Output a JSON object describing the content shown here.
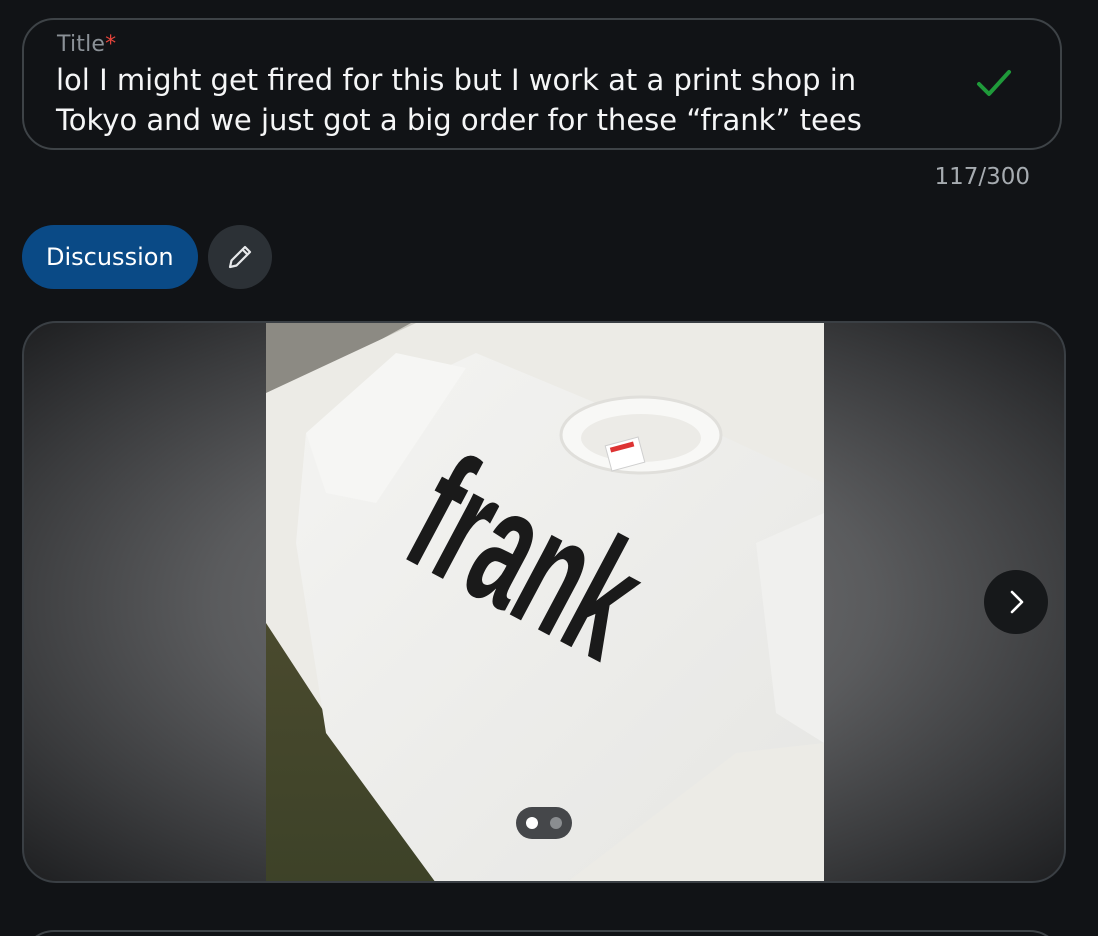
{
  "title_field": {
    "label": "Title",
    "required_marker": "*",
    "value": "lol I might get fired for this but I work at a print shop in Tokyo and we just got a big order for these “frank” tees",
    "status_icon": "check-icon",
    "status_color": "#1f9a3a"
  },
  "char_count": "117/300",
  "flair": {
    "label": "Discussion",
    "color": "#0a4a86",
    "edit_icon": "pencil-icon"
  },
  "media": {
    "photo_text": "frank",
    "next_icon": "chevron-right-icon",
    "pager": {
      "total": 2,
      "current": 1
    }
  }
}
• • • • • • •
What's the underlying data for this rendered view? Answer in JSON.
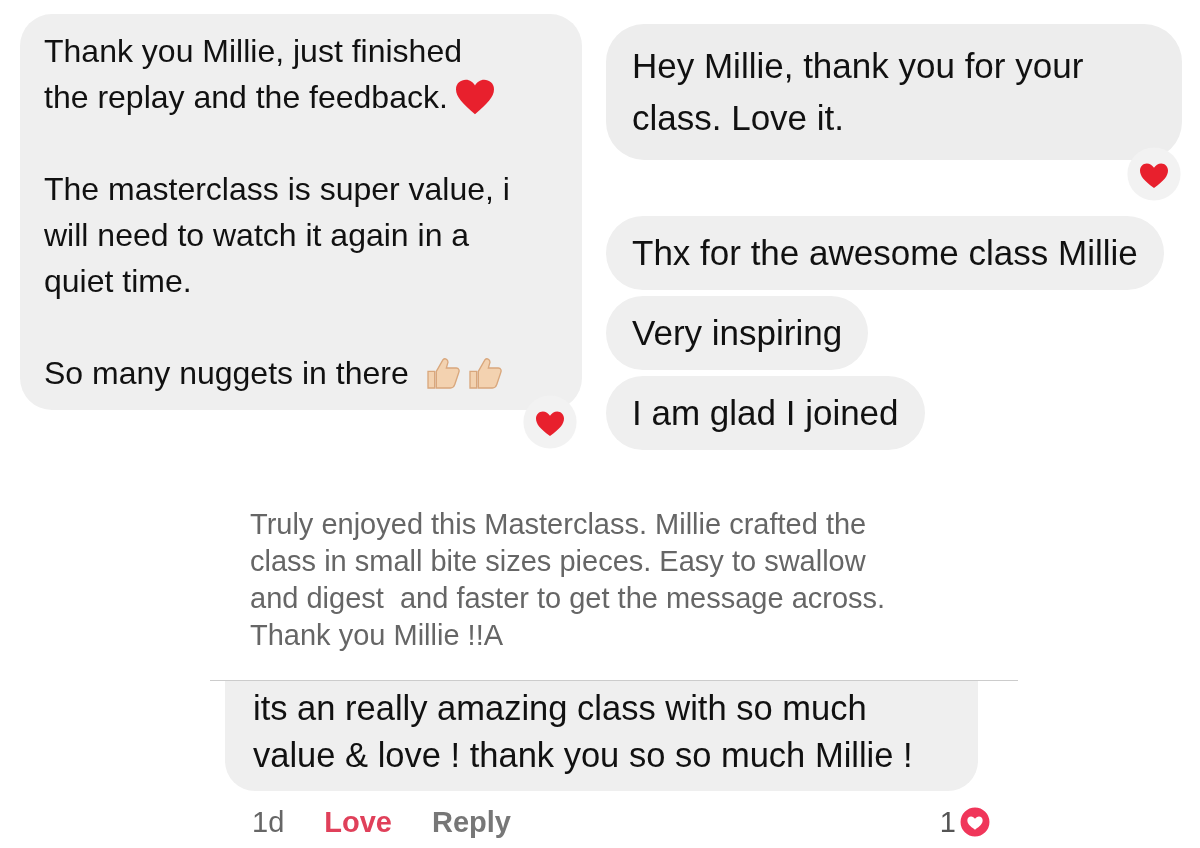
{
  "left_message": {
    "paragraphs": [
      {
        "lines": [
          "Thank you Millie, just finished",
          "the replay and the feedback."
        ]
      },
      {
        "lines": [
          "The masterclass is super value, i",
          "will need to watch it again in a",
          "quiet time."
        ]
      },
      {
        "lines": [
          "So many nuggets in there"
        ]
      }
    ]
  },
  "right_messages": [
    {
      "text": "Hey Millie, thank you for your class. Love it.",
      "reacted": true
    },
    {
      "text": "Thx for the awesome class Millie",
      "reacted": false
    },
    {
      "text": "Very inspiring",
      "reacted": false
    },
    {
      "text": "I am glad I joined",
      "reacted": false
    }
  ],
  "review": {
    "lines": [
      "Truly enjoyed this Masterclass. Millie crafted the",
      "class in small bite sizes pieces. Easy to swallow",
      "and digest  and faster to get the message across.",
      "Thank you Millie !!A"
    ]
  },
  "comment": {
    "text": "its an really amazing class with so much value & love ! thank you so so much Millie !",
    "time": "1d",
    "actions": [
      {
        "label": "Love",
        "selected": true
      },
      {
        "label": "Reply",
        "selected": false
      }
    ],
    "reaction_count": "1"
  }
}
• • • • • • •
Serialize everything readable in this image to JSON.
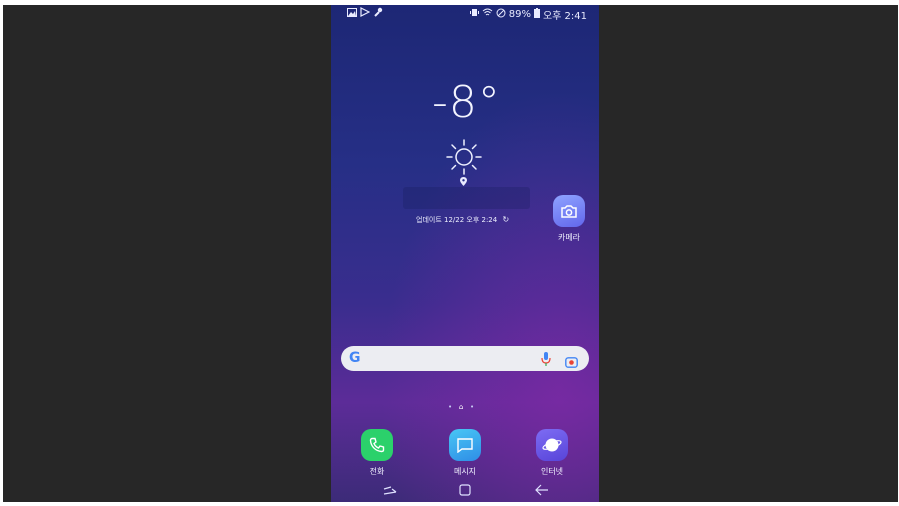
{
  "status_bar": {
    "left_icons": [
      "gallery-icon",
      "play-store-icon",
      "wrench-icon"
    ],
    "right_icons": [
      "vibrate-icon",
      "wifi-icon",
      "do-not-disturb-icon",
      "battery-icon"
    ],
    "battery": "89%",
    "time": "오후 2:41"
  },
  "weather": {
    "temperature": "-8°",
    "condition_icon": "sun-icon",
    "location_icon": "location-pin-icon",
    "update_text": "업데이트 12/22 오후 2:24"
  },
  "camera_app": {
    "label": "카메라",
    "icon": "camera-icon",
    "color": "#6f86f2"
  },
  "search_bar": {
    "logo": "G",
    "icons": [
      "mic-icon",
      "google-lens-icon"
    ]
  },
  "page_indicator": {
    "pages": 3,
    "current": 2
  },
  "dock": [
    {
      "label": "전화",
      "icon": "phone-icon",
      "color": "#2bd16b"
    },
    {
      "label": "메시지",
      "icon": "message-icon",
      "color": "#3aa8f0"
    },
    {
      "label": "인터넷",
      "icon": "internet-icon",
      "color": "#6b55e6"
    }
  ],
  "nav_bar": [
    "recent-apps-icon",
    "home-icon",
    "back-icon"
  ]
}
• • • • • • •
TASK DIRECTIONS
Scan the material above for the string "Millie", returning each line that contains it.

ANSWER TO THE EXERCISE
          "Thank you Millie, just finished",
      "text": "Hey Millie, thank you for your class. Love it.",
      "text": "Thx for the awesome class Millie",
      "Truly enjoyed this Masterclass. Millie crafted the",
      "Thank you Millie !!A"
    "text": "its an really amazing class with so much value & love ! thank you so so much Millie !",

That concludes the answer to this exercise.